WHAT IS BEING ASKED => Where does the string "text" appear in the listing below? Copy every line where it does.

EXERCISE DATA =>
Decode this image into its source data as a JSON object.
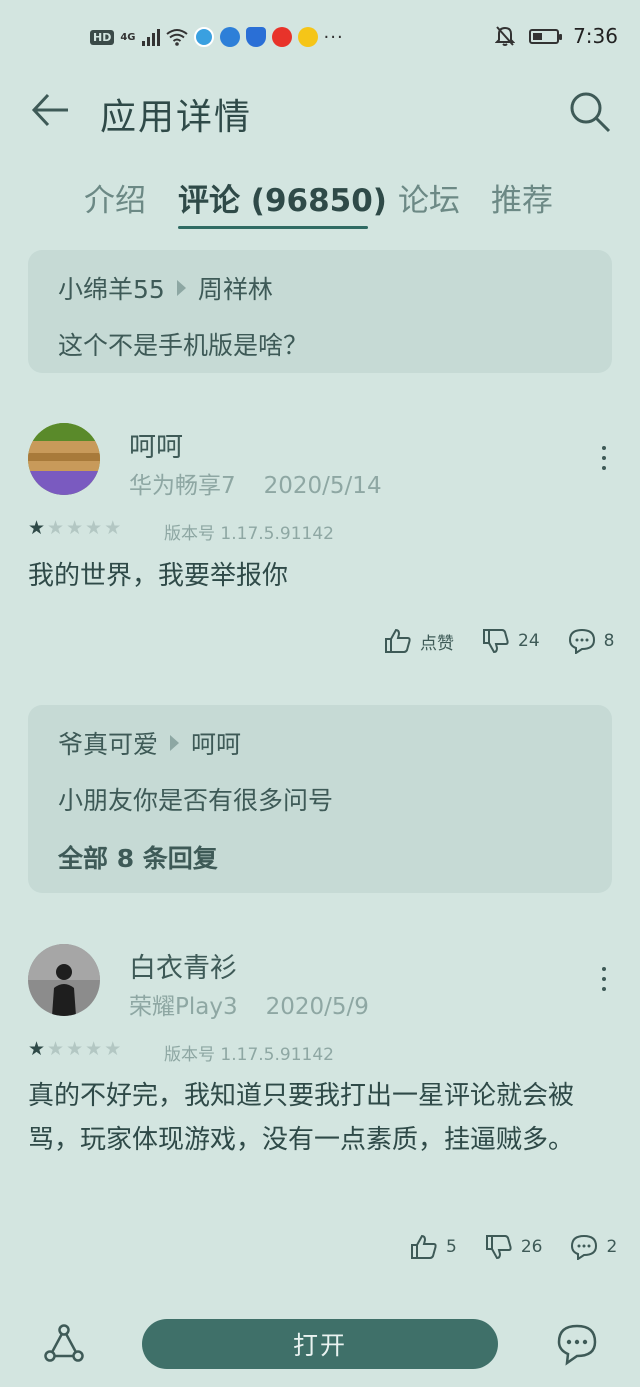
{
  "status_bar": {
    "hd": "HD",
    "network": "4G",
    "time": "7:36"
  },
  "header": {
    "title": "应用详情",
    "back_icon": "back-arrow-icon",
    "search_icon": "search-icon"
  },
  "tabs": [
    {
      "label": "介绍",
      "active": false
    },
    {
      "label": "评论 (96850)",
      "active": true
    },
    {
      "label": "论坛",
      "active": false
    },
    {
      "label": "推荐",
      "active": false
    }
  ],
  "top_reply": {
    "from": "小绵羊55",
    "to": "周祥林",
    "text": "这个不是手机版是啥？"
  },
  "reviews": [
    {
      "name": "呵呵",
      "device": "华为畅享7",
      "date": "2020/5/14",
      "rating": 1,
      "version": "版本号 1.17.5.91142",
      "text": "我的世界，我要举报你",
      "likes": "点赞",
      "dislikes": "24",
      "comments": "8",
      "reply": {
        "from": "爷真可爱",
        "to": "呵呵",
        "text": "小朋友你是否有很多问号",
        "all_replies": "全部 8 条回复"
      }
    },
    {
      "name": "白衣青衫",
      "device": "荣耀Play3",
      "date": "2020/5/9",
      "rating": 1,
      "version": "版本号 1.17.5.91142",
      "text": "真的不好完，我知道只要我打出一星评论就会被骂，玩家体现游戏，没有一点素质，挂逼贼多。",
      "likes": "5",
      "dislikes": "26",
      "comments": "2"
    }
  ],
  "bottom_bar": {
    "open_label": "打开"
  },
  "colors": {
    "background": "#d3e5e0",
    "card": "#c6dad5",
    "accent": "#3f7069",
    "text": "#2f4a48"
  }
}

ANSWER AREA =>
    "text": "这个不是手机版是啥？"
      "text": "我的世界，我要举报你",
        "text": "小朋友你是否有很多问号",
      "text": "真的不好完，我知道只要我打出一星评论就会被骂，玩家体现游戏，没有一点素质，挂逼贼多。",
    "text": "#2f4a48"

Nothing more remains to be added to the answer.